It would be easy to assume that because of the promising new therapeutics the outbreak will now taper off, but it’s more complicated than that. Fuelled by inequity, weak health systems, hierarchies of power, political instability and communication gaps, Ebola infects not only bodies but entire communities— and despite the vaccine and therapeutics, it is continuing to spread. Tackling it requires a multi-faceted approach; a cocktail of interventions that includes clinical care, epidemiology, community engagement and genomic sequencing, to name but a few.

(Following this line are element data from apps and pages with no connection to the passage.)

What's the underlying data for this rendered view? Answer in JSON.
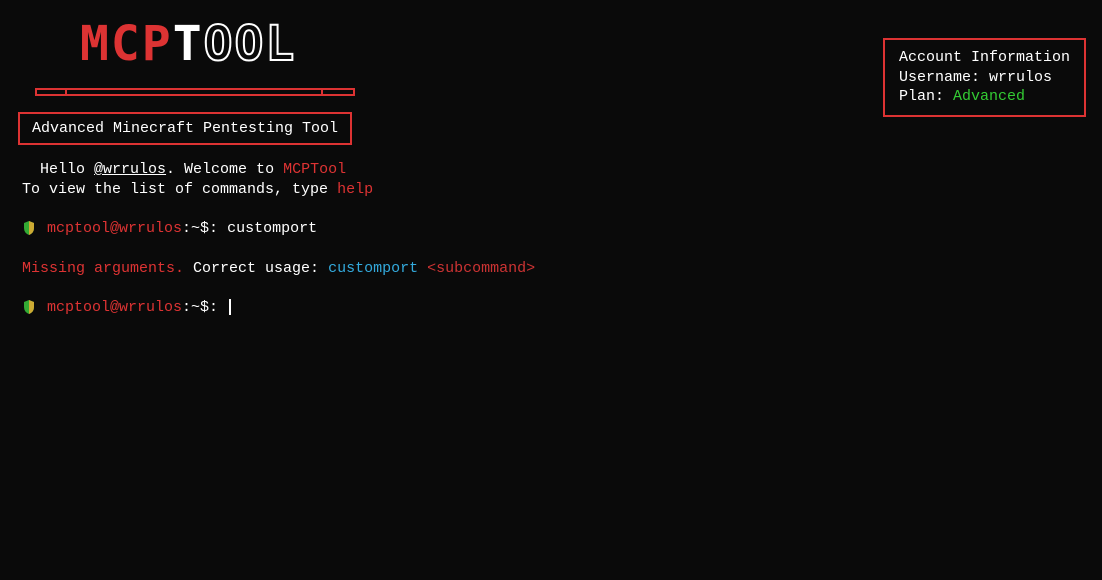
{
  "logo": {
    "part1": "MCP",
    "part2": "T",
    "part3": "OOL"
  },
  "subtitle": "Advanced Minecraft Pentesting Tool",
  "account": {
    "title": "Account Information",
    "username_label": "Username: ",
    "username_value": "wrrulos",
    "plan_label": "Plan: ",
    "plan_value": "Advanced"
  },
  "greeting": {
    "hello": "Hello ",
    "handle": "@wrrulos",
    "welcome": ". Welcome to ",
    "toolname": "MCPTool",
    "instruction": "To view the list of commands, type ",
    "help": "help"
  },
  "prompt": {
    "user": "mcptool@wrrulos",
    "sep": ":~$: "
  },
  "commands": {
    "entered": "customport"
  },
  "error": {
    "missing": "Missing arguments.",
    "correct": " Correct usage: ",
    "cmd": "customport ",
    "sub": "<subcommand>"
  }
}
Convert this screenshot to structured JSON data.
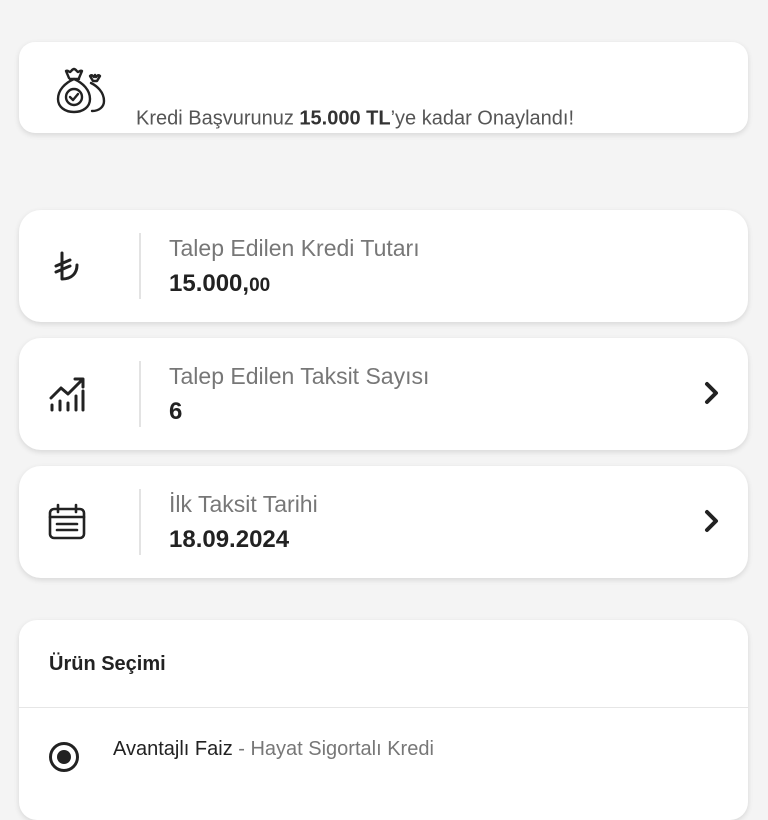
{
  "banner": {
    "icon": "money-bags-check-icon",
    "text_before": "Kredi Başvurunuz ",
    "amount": "15.000 TL",
    "text_after": "’ye kadar Onaylandı!"
  },
  "fields": [
    {
      "icon": "lira-icon",
      "label": "Talep Edilen Kredi Tutarı",
      "value_main": "15.000,",
      "value_decimal": "00",
      "has_chevron": false
    },
    {
      "icon": "growth-chart-icon",
      "label": "Talep Edilen Taksit Sayısı",
      "value": "6",
      "has_chevron": true
    },
    {
      "icon": "calendar-icon",
      "label": "İlk Taksit Tarihi",
      "value": "18.09.2024",
      "has_chevron": true
    }
  ],
  "product": {
    "title": "Ürün Seçimi",
    "option_main": "Avantajlı Faiz",
    "option_sep": " - ",
    "option_sub": "Hayat Sigortalı Kredi",
    "selected": true
  }
}
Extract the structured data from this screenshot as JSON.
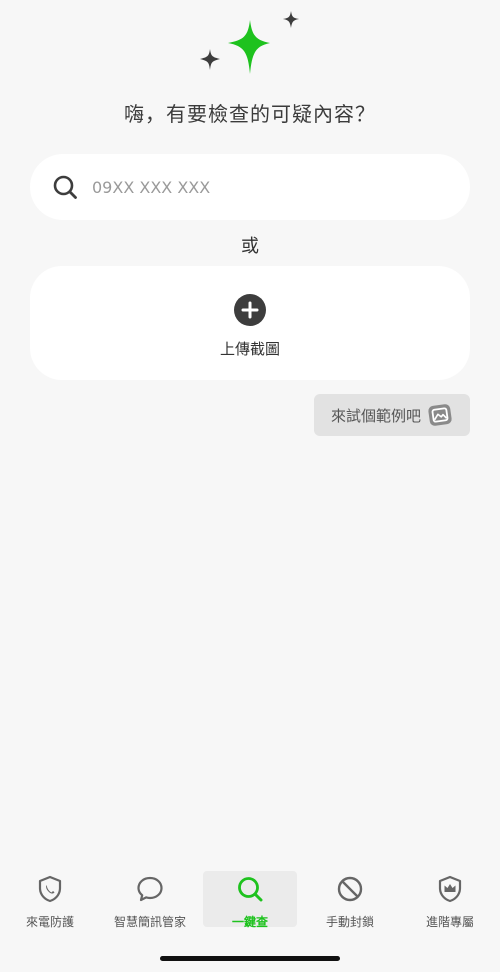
{
  "header": {
    "headline": "嗨，有要檢查的可疑內容？"
  },
  "search": {
    "placeholder": "09XX XXX XXX",
    "value": ""
  },
  "divider": {
    "or_label": "或"
  },
  "upload": {
    "label": "上傳截圖"
  },
  "example": {
    "label": "來試個範例吧"
  },
  "tabs": [
    {
      "label": "來電防護",
      "icon": "shield-phone-icon",
      "active": false
    },
    {
      "label": "智慧簡訊管家",
      "icon": "chat-bubble-icon",
      "active": false
    },
    {
      "label": "一鍵查",
      "icon": "search-icon",
      "active": true
    },
    {
      "label": "手動封鎖",
      "icon": "block-icon",
      "active": false
    },
    {
      "label": "進階專屬",
      "icon": "crown-shield-icon",
      "active": false
    }
  ],
  "colors": {
    "accent": "#1ec21e",
    "background": "#f7f7f7",
    "card": "#ffffff",
    "icon_dark": "#3d3d3d"
  }
}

Most importantly, the new therapeutics are most effective when given hours or days after the onset of symptoms, and they can only be administered in concert with good supportive care: that means IV lines, adequate health worker-patient ratios, and reliable access to resources and labs. Those were in short supply in West Africa, but they do exist in this outbreak; in fact there are even new tools and tech like bluetooth EKG machines and the transparent patient biospheres offered at treatment centres run by the Alliance for International Medical Action. Known as ‘CUBES,’ they allow relatives to see their loved ones, communities to witness clinical interventions, and health workers to monitor some aspects of patient care without the high-risk activity of donning and doffing personal protective equipment. Despite these new advances, there is still a pressing need to ensure a higher standard of supportive care at health facilities in DRC and other countries at risk of future Ebola outbreaks.
Community engagement is also a critical piece. Therapeutics only work when people are willing to receive them, and this outbreak response — like the previous one in West Africa — has been hampered by low trust between communities and responders. Organizations including the International Federation of the Red Cross and UNICEF have been partnering with communities to better understand their concerns and priorities, which are not simply the product of low education levels but of valid experiences. Because of inequities of power and health — not just within DRC but globally — many local people see Ebola as a get-rich-quick scam by the government and foreign responders. They don’t understand why health workers are more worried by Ebola than the just-as-fatal diseases that have cost their children’s lives: malaria, cholera and measles. And, like in West Africa, many people see health facilities as places you only go to die.
Add in the factor of active conflict, and you see why it is incredibly challenging for health workers to trace chains of transmission, reach vulnerable groups for vaccination, and persuade people to go to official centres for treatment. Their work is brave and dangerous; they’re carrying it out amid the constant threat of arson attacks and brutal killings. Hundreds of health workers have been attacked and several killed so far. Treatment centres have been burnt to the ground by community members who don’t trust their motives.
In this climate, it is estimated that up to half of all cases could be going undetected, so finding the right ways to reach people and build trust is key. The good news is that responders can now tell people the kind of news that transforms outlooks: if they go to a treatment centre early, they now have a 90 percent chance of recovering from Ebola. Five years ago in West Africa, that idea was unheard of.